Chuck Liddell thinks Jon Jones is an excellent talent and great UFC light heavyweight champion. But the UFC Hall of Famer believes in his prime, he would have upended the young phenom.
Liddell loves Jones’ overall game, but is not at all impressed with his punching power. He thinks if the two would have fought in his prime, he would have knocked Jones out.
"I think I would have been a horrible matchup for him," Liddell told FOX Sports. "I would have walked through his punches and he wouldn’t have caught me with anything."
UFC president Dana White has called Jones the greatest light heavyweight champion of all time. Liddell and Tito Ortiz would also have to be in that conversation. Jones, at age 26, has defended the belt an unprecedented six times. He’s also 19-1 with his only loss coming by disqualification against Matt Hamill in 2009. Jones will be challenged by Liddell’s sometimes training partner Glover Teixeira at UFC 172 on Saturday in Baltimore.
Liddell, who retired in 2010 and now holds an executive job with the UFC, said he developed big-time knockout power in his hands when he was around the same age as Jones, once he started working with coach John Hackleman. Liddell said he can see Jones has serious power in his elbows, but it has not yet translated into his pure boxing just yet.
"I think it’s too early to tell," Liddell said. "If he finds his punching power — a good straight [cross], a good hook — then we’ll see. I mean, not only score with it, but hurt somebody. Then we’re talking."
Liddell, 44, had 13 knockouts in 21 career wins. In his prime, "The Iceman" was nearly impossible to take down and had one of the most legendary chins in the game. For those reasons, Liddell believes he would have given Jones a tough time.
Ever the competitor, Liddell doesn’t even really like talking about it, because it’ll never happen outside of the new EA Sports UFC video game. But of course he believes he would win.

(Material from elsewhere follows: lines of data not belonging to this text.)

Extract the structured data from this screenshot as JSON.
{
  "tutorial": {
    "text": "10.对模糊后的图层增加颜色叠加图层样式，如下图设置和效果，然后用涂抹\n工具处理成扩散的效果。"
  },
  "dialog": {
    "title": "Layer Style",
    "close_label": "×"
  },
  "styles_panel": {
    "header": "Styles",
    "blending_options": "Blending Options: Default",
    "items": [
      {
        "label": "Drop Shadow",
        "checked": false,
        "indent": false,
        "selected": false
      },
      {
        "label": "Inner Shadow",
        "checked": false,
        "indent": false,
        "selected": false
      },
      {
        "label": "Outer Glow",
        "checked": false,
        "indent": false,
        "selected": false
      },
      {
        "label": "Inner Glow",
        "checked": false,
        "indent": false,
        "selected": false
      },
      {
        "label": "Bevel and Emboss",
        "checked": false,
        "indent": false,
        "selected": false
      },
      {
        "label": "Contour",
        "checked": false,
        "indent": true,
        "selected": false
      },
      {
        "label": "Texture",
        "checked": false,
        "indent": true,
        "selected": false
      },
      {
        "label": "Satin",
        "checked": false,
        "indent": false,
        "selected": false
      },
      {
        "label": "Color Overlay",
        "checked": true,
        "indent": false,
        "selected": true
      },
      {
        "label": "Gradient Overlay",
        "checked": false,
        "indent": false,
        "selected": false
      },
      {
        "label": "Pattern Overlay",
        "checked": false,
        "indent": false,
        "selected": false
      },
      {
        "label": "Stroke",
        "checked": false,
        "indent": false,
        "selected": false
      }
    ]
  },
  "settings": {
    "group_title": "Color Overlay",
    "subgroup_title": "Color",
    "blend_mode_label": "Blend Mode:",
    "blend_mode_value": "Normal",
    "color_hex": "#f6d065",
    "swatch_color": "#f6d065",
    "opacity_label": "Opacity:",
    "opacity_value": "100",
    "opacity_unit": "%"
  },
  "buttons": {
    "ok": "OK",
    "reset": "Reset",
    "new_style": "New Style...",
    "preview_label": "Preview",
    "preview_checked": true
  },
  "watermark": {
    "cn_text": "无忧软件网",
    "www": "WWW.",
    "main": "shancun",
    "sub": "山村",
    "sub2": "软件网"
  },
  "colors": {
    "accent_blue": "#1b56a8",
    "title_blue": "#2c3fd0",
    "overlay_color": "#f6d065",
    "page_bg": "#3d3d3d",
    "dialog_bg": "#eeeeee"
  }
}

"I would have found a way to hit him," Liddell said, "and I hit too hard."